Be sure your students know what inference is (and what it isn’t)
Inference is using facts, observations, and logic or reasoning to come to an assumption or conclusion. It is not stating the obvious (stating the obvious: that girl is wearing a fancy dress and carrying a bouquet of flowers. inference: that girl is a flower girl in a wedding). It is not prediction, though the two are definitely related. Remind your students that inference asks, “What conclusions can you draw about what is happening now?” Prediction asks, “What will happen next?”
Let them know they are already experts
Find ways to show how they infer things all the time. Here are some fun suggestions for demonstrating this idea:
- Come to school in a T-shirt from an event such as a charity run, concert, or theater performance. Ask the students what they can infer from your clothing choice.

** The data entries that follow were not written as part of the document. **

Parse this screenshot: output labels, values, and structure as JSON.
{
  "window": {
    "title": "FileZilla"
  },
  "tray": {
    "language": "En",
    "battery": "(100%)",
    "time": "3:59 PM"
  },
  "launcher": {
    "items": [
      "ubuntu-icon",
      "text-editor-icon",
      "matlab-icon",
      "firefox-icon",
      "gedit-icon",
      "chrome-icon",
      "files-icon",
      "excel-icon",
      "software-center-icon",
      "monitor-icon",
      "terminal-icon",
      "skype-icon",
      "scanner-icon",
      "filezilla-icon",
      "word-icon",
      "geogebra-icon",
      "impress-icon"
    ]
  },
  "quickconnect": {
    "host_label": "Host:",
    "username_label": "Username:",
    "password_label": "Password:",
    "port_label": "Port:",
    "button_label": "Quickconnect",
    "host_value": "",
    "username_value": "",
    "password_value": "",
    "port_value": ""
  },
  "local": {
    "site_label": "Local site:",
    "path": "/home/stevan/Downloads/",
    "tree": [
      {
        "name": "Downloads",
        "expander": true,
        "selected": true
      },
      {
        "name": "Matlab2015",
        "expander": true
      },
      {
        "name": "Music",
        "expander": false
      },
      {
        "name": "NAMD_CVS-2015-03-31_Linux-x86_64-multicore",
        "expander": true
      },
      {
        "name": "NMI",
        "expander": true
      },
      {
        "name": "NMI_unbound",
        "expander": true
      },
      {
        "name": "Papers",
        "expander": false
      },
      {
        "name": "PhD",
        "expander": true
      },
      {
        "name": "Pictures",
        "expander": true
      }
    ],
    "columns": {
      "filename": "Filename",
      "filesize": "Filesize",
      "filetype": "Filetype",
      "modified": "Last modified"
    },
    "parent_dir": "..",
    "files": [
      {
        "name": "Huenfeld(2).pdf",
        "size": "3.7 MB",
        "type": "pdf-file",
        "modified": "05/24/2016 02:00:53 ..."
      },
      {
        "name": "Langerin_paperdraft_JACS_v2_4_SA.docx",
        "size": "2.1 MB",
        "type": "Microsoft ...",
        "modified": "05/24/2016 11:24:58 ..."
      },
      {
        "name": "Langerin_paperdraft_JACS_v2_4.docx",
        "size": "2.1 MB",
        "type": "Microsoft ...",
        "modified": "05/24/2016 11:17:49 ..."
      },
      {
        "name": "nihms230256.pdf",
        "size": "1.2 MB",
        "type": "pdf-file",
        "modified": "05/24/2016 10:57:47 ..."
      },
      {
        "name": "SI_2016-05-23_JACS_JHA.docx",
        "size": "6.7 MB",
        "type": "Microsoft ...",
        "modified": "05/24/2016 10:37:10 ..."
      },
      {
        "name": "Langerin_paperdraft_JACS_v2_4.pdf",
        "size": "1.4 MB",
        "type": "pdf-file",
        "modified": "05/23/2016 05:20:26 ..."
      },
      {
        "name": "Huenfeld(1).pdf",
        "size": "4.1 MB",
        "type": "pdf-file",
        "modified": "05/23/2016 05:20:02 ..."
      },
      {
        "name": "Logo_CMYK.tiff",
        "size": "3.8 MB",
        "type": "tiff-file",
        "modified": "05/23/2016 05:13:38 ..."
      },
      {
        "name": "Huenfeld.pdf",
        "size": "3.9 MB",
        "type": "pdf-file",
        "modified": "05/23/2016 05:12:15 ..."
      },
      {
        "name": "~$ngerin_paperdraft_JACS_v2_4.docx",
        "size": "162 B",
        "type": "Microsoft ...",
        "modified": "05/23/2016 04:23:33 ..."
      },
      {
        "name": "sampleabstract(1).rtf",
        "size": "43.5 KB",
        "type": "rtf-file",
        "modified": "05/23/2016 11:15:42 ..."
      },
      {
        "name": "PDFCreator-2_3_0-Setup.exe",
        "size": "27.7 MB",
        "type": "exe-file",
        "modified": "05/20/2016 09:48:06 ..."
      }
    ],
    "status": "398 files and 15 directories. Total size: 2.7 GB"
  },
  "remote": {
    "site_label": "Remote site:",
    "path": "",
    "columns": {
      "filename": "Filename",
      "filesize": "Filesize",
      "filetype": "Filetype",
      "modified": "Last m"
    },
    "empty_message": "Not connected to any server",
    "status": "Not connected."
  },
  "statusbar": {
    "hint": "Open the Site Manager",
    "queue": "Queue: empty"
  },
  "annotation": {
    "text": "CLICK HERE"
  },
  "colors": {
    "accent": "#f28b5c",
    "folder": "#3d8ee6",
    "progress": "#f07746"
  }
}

- Ask the principal or another administrator to come into your classroom at a time that looks unexpected to your students. Have a short, whispered conversation off to the side, during which you point at the fire alarm in your room and then look at your watch (or any other scenario that makes sense). After the administrator leaves, ask the students what they think the two of you discussed.
- Have a student stand in front of the class and ask what the rest of the students could tell about him if they did not already know him, just by looking. For example, his eyesight is not very good (he is wearing glasses). He likes the Seahawks (he is wearing a Seahawks T-shirt). He walked in some mud on his way to school (there is some mud caked on his shoes).
Picture books are, of course, a wonderful source for pictures that can be used for inference. They make a terrific bridge from pictures to text. Here is a list of Inference Picture Books from Amazon. Before you read the text, ask the students what they can learn from the pictures. Comics are another great source for inference pictures. Cut or block out the captions and speech bubbles, and have your students discuss what they see. If you are looking for a great inference warm-up, you might want to check out my Inference Pinterest Board.
Ask inference questions while reading aloud from both literature and nonfiction selections across the curriculum. Teach students to use inference questions when reading independently. Robert J. Marzono in his excellent article in Educational Leadership suggests using the following four questions:
- What is my inference?
- What information did I use to make the inference?
- How good was my thinking?
- Do I need to change my thinking?
Make it a challenge
- Create a character who is very smart without actually saying he or she is smart.
- Write about a very cold afternoon without saying that it is cold.
- Write about an old car without saying that it is old.
- Write about somewhere that is scary without saying that it is a scary place.
Make it fun
Coming up with inferences is a bit like solving a puzzle or a mystery. Older students will enjoy Two-Minute Mysteries by Donald J. Sobel. Try reading one to the class as a warm-up or when you have a few extra minutes. For younger children, check out this set of 101 Online Inference Riddles from Phil Tulga. These would be great for independent learning at a computer station. And of course, you can also check out my inference offering: Two sets of Task Cards, one for grades 3-6 and one for grades 1-2.